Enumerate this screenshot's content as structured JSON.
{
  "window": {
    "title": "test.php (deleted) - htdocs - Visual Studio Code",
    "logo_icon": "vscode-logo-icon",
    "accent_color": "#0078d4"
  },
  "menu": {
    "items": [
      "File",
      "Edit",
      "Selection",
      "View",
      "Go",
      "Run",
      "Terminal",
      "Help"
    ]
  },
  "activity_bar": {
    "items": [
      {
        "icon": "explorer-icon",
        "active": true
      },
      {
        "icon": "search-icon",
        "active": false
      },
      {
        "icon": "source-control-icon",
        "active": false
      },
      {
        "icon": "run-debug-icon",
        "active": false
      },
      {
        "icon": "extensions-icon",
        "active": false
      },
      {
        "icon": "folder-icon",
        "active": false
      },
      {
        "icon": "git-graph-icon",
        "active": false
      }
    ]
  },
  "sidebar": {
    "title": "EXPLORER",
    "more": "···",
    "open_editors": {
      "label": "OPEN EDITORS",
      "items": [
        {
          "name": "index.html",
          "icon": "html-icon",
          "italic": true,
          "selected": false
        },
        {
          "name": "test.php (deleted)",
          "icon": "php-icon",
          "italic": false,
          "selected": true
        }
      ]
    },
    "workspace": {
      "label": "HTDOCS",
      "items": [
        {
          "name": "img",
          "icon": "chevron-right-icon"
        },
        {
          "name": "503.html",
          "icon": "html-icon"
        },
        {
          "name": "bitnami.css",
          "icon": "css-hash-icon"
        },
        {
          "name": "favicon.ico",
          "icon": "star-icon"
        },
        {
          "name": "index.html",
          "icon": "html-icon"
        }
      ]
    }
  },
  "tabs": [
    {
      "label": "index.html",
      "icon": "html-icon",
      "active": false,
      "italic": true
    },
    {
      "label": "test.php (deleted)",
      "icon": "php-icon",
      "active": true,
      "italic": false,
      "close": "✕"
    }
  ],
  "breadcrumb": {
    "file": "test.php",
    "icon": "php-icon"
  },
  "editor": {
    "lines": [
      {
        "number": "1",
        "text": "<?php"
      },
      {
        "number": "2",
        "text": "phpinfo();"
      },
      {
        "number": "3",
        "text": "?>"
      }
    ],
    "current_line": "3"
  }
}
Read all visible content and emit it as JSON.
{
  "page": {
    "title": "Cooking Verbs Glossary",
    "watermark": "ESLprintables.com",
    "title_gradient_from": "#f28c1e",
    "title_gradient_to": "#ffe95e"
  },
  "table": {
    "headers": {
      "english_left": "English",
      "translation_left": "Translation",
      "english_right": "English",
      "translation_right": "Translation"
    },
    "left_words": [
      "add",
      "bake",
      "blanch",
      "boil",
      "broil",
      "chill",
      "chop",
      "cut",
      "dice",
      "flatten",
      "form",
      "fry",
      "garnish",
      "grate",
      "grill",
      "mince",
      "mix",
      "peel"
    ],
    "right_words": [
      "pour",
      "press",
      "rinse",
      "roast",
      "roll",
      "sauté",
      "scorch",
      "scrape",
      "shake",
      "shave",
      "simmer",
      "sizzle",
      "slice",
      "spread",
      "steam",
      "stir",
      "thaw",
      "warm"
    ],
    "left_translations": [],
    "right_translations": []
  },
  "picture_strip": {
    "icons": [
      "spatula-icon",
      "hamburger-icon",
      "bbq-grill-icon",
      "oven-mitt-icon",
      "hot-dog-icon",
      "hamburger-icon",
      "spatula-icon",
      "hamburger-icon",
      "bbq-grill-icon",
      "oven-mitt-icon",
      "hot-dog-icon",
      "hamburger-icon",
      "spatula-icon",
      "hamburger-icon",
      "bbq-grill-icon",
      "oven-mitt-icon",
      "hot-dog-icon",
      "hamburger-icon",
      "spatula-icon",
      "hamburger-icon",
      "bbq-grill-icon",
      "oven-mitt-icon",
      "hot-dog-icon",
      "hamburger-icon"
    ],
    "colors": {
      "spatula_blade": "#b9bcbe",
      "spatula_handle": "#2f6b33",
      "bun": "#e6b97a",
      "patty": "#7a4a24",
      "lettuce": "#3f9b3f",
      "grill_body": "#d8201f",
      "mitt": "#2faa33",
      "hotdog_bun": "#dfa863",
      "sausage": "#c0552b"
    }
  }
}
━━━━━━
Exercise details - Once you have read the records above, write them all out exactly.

Exercise response -
Enumerate this screenshot's content as structured JSON.
{
  "window": {
    "title": "test.php (deleted) - htdocs - Visual Studio Code",
    "logo_icon": "vscode-logo-icon",
    "accent_color": "#0078d4"
  },
  "menu": {
    "items": [
      "File",
      "Edit",
      "Selection",
      "View",
      "Go",
      "Run",
      "Terminal",
      "Help"
    ]
  },
  "activity_bar": {
    "items": [
      {
        "icon": "explorer-icon",
        "active": true
      },
      {
        "icon": "search-icon",
        "active": false
      },
      {
        "icon": "source-control-icon",
        "active": false
      },
      {
        "icon": "run-debug-icon",
        "active": false
      },
      {
        "icon": "extensions-icon",
        "active": false
      },
      {
        "icon": "folder-icon",
        "active": false
      },
      {
        "icon": "git-graph-icon",
        "active": false
      }
    ]
  },
  "sidebar": {
    "title": "EXPLORER",
    "more": "···",
    "open_editors": {
      "label": "OPEN EDITORS",
      "items": [
        {
          "name": "index.html",
          "icon": "html-icon",
          "italic": true,
          "selected": false
        },
        {
          "name": "test.php (deleted)",
          "icon": "php-icon",
          "italic": false,
          "selected": true
        }
      ]
    },
    "workspace": {
      "label": "HTDOCS",
      "items": [
        {
          "name": "img",
          "icon": "chevron-right-icon"
        },
        {
          "name": "503.html",
          "icon": "html-icon"
        },
        {
          "name": "bitnami.css",
          "icon": "css-hash-icon"
        },
        {
          "name": "favicon.ico",
          "icon": "star-icon"
        },
        {
          "name": "index.html",
          "icon": "html-icon"
        }
      ]
    }
  },
  "tabs": [
    {
      "label": "index.html",
      "icon": "html-icon",
      "active": false,
      "italic": true
    },
    {
      "label": "test.php (deleted)",
      "icon": "php-icon",
      "active": true,
      "italic": false,
      "close": "✕"
    }
  ],
  "breadcrumb": {
    "file": "test.php",
    "icon": "php-icon"
  },
  "editor": {
    "lines": [
      {
        "number": "1",
        "text": "<?php"
      },
      {
        "number": "2",
        "text": "phpinfo();"
      },
      {
        "number": "3",
        "text": "?>"
      }
    ],
    "current_line": "3"
  }
}
Read all visible content and emit it as JSON.
{
  "page": {
    "title": "Cooking Verbs Glossary",
    "watermark": "ESLprintables.com",
    "title_gradient_from": "#f28c1e",
    "title_gradient_to": "#ffe95e"
  },
  "table": {
    "headers": {
      "english_left": "English",
      "translation_left": "Translation",
      "english_right": "English",
      "translation_right": "Translation"
    },
    "left_words": [
      "add",
      "bake",
      "blanch",
      "boil",
      "broil",
      "chill",
      "chop",
      "cut",
      "dice",
      "flatten",
      "form",
      "fry",
      "garnish",
      "grate",
      "grill",
      "mince",
      "mix",
      "peel"
    ],
    "right_words": [
      "pour",
      "press",
      "rinse",
      "roast",
      "roll",
      "sauté",
      "scorch",
      "scrape",
      "shake",
      "shave",
      "simmer",
      "sizzle",
      "slice",
      "spread",
      "steam",
      "stir",
      "thaw",
      "warm"
    ],
    "left_translations": [],
    "right_translations": []
  },
  "picture_strip": {
    "icons": [
      "spatula-icon",
      "hamburger-icon",
      "bbq-grill-icon",
      "oven-mitt-icon",
      "hot-dog-icon",
      "hamburger-icon",
      "spatula-icon",
      "hamburger-icon",
      "bbq-grill-icon",
      "oven-mitt-icon",
      "hot-dog-icon",
      "hamburger-icon",
      "spatula-icon",
      "hamburger-icon",
      "bbq-grill-icon",
      "oven-mitt-icon",
      "hot-dog-icon",
      "hamburger-icon",
      "spatula-icon",
      "hamburger-icon",
      "bbq-grill-icon",
      "oven-mitt-icon",
      "hot-dog-icon",
      "hamburger-icon"
    ],
    "colors": {
      "spatula_blade": "#b9bcbe",
      "spatula_handle": "#2f6b33",
      "bun": "#e6b97a",
      "patty": "#7a4a24",
      "lettuce": "#3f9b3f",
      "grill_body": "#d8201f",
      "mitt": "#2faa33",
      "hotdog_bun": "#dfa863",
      "sausage": "#c0552b"
    }
  }
}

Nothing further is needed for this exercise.